→ **Goal of the exercise**: Report the count of lines in the listing below that include the string "value", with no other text.
━━━━━━━━━━━━━━━━━━━━
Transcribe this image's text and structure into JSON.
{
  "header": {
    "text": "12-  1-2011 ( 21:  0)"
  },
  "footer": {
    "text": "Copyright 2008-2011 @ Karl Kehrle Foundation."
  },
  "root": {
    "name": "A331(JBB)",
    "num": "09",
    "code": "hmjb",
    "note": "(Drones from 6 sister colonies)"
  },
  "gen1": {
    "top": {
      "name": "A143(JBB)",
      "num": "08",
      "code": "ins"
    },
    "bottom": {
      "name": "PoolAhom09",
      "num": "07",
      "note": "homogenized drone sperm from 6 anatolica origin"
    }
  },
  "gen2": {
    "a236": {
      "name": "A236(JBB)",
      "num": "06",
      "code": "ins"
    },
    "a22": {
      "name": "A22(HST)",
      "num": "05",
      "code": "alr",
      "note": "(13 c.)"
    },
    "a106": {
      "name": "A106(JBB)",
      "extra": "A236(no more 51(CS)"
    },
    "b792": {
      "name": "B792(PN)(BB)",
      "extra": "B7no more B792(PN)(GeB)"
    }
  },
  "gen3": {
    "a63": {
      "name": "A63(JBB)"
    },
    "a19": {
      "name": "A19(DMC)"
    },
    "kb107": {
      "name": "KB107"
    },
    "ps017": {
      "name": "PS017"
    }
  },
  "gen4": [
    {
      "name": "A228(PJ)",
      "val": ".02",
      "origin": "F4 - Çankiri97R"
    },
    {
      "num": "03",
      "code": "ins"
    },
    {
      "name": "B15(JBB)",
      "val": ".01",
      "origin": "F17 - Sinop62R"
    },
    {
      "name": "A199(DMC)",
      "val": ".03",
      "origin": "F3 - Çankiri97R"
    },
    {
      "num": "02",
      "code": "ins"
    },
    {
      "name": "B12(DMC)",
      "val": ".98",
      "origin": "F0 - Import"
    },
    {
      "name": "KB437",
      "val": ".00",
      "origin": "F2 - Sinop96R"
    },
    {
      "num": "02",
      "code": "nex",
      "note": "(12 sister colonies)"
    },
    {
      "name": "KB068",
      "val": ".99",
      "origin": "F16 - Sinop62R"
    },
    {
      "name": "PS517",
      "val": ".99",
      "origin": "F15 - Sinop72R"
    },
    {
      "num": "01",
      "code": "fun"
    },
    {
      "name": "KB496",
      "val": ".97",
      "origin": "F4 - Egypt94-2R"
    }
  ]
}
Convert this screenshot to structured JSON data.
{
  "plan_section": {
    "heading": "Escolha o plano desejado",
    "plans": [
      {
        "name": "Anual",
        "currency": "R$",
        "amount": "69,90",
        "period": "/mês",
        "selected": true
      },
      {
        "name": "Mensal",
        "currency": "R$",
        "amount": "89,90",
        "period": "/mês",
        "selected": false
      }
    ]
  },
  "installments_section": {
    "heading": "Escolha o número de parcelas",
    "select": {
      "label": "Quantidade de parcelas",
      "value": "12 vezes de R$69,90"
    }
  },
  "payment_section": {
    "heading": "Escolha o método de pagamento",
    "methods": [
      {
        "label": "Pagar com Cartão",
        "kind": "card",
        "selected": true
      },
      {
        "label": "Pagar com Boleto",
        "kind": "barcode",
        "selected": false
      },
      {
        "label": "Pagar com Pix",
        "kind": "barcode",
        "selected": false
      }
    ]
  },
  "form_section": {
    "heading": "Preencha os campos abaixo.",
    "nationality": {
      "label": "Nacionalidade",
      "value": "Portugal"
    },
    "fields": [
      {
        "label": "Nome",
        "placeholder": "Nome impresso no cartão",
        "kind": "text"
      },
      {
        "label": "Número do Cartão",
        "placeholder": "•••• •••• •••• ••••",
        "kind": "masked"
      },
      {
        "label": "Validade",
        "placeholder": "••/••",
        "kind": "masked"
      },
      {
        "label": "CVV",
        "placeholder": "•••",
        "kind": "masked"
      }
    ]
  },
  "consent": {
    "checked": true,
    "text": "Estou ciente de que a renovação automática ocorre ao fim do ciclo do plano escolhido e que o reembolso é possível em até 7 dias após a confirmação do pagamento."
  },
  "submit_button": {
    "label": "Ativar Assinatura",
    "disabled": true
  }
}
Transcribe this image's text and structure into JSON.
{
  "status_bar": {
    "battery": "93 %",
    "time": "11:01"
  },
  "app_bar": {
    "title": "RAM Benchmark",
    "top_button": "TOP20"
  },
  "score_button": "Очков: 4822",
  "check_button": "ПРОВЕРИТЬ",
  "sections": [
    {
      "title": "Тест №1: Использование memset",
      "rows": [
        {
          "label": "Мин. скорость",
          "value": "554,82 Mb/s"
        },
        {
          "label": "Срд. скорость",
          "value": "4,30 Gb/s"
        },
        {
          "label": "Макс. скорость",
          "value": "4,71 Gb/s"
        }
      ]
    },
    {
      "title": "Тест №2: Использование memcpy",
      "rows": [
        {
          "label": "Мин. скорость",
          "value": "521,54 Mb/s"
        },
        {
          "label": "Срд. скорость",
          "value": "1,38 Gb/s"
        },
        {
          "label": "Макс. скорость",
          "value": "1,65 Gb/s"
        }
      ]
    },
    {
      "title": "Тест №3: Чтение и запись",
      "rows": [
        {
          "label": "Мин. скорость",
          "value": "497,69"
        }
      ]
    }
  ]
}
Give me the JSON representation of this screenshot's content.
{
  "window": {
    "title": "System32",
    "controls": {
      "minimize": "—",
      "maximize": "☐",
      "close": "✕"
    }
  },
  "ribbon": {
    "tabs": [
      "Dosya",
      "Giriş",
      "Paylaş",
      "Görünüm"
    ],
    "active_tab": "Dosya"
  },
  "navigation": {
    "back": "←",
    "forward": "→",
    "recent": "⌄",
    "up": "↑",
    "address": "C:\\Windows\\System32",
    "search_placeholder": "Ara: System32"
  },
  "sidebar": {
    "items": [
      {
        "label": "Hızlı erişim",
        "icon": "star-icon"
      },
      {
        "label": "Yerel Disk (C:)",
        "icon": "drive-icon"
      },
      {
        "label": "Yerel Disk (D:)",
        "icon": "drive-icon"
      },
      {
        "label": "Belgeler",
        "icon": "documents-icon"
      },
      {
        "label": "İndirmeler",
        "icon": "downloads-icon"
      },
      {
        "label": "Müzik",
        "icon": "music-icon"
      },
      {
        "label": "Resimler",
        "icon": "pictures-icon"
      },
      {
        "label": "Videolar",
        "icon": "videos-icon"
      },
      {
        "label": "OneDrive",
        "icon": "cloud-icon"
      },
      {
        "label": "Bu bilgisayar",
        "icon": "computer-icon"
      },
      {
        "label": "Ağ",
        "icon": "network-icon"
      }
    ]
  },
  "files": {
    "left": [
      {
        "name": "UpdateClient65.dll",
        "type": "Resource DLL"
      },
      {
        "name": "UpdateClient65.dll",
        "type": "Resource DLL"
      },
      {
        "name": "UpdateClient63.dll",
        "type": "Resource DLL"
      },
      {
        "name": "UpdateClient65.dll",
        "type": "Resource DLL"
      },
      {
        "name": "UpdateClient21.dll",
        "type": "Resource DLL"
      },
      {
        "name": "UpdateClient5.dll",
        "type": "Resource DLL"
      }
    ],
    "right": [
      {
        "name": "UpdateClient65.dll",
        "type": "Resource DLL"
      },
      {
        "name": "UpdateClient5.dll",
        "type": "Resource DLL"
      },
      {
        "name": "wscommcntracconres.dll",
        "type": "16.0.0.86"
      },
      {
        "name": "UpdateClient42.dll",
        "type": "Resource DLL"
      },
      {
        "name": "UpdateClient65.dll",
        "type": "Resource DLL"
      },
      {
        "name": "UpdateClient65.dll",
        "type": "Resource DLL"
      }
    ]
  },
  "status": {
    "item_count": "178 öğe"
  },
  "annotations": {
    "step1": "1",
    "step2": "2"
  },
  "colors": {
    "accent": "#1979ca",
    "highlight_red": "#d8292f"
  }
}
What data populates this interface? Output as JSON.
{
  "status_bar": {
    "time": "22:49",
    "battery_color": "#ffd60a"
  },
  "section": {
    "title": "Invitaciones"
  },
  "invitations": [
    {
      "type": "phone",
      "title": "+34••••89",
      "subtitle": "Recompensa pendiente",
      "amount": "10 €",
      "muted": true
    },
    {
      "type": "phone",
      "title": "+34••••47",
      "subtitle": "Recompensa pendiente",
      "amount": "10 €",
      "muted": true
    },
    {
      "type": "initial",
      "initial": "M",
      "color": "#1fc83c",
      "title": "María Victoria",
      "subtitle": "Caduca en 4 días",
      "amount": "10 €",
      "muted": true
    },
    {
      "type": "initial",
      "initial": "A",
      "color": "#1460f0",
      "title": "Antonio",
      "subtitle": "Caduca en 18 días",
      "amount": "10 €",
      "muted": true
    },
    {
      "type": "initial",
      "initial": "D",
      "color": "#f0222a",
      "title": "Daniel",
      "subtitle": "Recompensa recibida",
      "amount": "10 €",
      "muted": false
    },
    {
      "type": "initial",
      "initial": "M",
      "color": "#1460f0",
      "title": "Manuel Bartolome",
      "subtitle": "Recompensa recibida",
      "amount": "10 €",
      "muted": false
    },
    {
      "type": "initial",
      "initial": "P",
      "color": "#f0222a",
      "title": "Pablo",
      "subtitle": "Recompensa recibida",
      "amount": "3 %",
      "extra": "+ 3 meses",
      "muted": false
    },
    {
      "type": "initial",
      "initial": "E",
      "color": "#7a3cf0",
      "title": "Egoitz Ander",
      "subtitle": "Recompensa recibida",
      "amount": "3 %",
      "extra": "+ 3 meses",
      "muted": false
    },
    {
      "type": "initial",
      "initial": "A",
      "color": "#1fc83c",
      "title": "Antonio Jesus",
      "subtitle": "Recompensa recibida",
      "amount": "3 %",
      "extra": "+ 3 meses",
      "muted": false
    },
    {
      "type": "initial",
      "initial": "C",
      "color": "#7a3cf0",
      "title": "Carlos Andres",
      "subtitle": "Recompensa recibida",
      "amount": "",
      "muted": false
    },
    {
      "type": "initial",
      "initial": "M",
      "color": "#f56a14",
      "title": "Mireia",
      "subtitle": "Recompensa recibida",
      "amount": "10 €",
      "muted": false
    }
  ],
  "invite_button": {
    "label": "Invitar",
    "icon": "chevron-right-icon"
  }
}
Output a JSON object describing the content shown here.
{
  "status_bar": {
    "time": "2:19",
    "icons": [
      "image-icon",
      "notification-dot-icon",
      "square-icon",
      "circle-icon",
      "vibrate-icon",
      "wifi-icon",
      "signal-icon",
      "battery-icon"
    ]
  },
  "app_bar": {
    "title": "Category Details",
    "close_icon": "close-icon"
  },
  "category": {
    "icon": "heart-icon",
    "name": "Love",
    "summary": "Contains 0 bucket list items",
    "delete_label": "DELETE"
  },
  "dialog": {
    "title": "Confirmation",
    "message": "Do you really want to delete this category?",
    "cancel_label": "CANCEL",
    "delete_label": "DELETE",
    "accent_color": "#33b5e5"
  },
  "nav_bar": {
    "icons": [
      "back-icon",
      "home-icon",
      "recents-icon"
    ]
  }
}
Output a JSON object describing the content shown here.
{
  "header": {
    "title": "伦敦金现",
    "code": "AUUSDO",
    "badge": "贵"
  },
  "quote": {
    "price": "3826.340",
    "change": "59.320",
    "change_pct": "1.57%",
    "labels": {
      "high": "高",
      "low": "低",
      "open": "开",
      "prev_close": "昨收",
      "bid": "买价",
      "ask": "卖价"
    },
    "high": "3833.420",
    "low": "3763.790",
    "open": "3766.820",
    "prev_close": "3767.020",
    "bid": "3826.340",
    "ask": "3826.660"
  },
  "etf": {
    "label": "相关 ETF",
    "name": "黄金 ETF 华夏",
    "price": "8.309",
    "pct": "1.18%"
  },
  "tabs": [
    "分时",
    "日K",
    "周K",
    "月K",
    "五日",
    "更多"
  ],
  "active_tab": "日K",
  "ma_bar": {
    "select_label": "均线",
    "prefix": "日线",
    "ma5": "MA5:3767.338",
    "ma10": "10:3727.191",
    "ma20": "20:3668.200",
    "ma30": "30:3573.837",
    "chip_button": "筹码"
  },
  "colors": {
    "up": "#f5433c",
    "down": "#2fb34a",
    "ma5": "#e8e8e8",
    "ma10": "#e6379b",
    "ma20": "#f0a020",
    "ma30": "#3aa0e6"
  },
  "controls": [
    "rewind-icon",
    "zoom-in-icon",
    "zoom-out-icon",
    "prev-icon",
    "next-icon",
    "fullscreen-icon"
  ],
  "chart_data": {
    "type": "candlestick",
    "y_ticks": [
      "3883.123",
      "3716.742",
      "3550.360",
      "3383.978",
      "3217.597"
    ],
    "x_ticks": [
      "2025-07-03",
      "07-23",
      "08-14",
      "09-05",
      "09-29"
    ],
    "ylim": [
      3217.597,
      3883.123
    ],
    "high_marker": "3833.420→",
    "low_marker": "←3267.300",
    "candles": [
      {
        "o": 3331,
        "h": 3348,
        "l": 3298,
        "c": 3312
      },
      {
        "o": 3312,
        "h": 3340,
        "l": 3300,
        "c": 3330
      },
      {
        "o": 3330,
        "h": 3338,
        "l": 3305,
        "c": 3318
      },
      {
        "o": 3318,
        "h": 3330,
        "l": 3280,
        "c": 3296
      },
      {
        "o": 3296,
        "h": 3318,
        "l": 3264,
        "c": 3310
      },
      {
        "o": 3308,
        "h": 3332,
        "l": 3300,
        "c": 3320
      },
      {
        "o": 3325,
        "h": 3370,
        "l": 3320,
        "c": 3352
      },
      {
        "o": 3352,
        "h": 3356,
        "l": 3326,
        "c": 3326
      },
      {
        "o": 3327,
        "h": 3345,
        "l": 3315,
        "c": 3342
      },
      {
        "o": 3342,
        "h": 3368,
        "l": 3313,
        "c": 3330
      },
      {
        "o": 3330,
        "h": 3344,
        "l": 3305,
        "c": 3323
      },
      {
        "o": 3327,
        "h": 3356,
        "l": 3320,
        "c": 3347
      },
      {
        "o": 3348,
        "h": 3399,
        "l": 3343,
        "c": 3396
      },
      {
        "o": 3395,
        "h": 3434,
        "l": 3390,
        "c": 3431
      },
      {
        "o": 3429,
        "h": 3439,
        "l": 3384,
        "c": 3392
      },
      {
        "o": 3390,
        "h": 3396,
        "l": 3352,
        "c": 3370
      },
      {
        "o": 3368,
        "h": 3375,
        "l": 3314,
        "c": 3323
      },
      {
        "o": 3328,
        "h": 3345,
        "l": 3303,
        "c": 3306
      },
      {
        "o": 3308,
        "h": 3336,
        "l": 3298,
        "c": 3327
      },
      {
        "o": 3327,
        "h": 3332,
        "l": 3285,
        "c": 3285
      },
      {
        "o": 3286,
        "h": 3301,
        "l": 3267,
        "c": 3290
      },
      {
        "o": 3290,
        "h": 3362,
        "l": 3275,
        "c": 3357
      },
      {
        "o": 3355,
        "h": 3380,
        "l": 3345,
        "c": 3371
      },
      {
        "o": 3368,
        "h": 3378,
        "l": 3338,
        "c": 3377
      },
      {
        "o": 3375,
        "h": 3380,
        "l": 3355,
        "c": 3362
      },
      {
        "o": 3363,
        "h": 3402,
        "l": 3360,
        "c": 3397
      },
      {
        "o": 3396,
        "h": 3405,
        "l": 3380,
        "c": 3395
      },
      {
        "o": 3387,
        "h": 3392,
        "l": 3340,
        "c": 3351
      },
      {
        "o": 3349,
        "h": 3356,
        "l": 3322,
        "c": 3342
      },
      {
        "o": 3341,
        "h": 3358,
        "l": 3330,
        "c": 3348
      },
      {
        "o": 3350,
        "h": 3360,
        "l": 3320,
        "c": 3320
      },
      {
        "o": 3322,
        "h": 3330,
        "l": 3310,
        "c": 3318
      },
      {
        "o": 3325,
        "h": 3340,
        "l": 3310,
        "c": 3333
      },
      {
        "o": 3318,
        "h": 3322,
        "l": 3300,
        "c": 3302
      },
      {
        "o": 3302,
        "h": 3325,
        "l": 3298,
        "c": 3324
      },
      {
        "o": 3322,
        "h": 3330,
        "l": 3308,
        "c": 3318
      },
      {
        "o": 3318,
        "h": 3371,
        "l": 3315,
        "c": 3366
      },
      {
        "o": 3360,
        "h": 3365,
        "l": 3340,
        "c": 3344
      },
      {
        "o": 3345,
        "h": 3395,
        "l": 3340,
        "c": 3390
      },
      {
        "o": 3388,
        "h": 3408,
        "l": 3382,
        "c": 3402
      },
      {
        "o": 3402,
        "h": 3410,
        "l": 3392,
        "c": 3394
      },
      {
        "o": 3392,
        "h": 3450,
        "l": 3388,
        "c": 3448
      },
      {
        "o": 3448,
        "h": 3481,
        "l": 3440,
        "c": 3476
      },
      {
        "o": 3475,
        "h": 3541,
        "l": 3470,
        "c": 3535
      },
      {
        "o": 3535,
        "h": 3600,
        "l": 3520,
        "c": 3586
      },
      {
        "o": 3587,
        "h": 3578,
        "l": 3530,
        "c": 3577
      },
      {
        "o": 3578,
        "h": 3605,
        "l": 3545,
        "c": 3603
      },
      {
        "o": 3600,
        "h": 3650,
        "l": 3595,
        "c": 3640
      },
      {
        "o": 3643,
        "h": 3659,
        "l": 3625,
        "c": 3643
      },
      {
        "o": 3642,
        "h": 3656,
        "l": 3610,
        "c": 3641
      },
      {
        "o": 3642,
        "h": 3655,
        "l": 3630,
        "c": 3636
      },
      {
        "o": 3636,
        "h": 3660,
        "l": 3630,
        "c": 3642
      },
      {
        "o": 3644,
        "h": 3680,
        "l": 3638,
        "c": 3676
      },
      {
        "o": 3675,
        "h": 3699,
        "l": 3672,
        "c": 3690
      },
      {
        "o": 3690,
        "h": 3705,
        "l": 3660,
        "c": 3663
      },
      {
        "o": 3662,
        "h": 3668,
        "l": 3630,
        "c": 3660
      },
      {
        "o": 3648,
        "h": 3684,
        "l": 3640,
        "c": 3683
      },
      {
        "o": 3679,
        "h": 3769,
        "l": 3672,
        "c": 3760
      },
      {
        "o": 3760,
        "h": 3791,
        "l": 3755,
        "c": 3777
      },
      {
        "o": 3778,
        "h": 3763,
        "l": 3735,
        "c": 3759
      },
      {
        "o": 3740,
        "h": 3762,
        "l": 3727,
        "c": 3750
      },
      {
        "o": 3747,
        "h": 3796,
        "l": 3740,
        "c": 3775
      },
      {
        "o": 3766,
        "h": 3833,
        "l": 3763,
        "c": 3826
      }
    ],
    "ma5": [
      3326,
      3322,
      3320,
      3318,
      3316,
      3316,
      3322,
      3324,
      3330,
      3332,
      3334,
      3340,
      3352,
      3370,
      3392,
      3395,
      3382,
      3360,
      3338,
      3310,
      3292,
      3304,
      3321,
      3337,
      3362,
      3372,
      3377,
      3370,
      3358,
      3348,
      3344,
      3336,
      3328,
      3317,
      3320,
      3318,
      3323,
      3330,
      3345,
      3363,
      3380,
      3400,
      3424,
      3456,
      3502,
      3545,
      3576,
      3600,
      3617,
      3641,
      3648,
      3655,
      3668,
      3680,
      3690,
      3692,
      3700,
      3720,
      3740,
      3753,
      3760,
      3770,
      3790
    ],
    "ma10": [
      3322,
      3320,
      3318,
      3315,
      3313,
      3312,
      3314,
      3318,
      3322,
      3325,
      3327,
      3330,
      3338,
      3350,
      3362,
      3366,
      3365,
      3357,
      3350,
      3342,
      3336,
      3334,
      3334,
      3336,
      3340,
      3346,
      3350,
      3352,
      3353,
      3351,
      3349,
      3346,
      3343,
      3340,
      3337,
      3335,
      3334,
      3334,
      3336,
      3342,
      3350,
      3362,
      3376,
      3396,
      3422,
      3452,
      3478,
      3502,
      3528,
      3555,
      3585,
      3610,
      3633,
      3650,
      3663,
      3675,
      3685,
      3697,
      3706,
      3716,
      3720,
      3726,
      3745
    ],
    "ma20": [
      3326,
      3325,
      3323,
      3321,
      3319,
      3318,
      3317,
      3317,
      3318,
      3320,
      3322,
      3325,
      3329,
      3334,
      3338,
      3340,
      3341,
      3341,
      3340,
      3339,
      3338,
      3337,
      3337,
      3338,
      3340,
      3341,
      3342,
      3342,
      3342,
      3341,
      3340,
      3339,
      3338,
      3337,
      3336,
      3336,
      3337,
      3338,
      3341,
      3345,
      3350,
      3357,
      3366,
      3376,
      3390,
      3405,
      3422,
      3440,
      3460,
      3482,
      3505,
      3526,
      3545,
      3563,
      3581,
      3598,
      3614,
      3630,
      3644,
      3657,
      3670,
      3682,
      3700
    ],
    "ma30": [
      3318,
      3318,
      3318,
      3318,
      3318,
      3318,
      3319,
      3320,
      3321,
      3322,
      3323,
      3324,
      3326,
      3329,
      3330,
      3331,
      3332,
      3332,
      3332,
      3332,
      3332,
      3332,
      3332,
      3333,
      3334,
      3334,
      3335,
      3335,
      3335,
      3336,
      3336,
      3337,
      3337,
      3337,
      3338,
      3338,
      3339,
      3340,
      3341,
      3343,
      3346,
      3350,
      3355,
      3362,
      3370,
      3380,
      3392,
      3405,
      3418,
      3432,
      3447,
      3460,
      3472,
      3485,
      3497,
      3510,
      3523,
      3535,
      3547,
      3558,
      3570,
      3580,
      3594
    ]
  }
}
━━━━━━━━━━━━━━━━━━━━
→ **Answer to this problem**: 9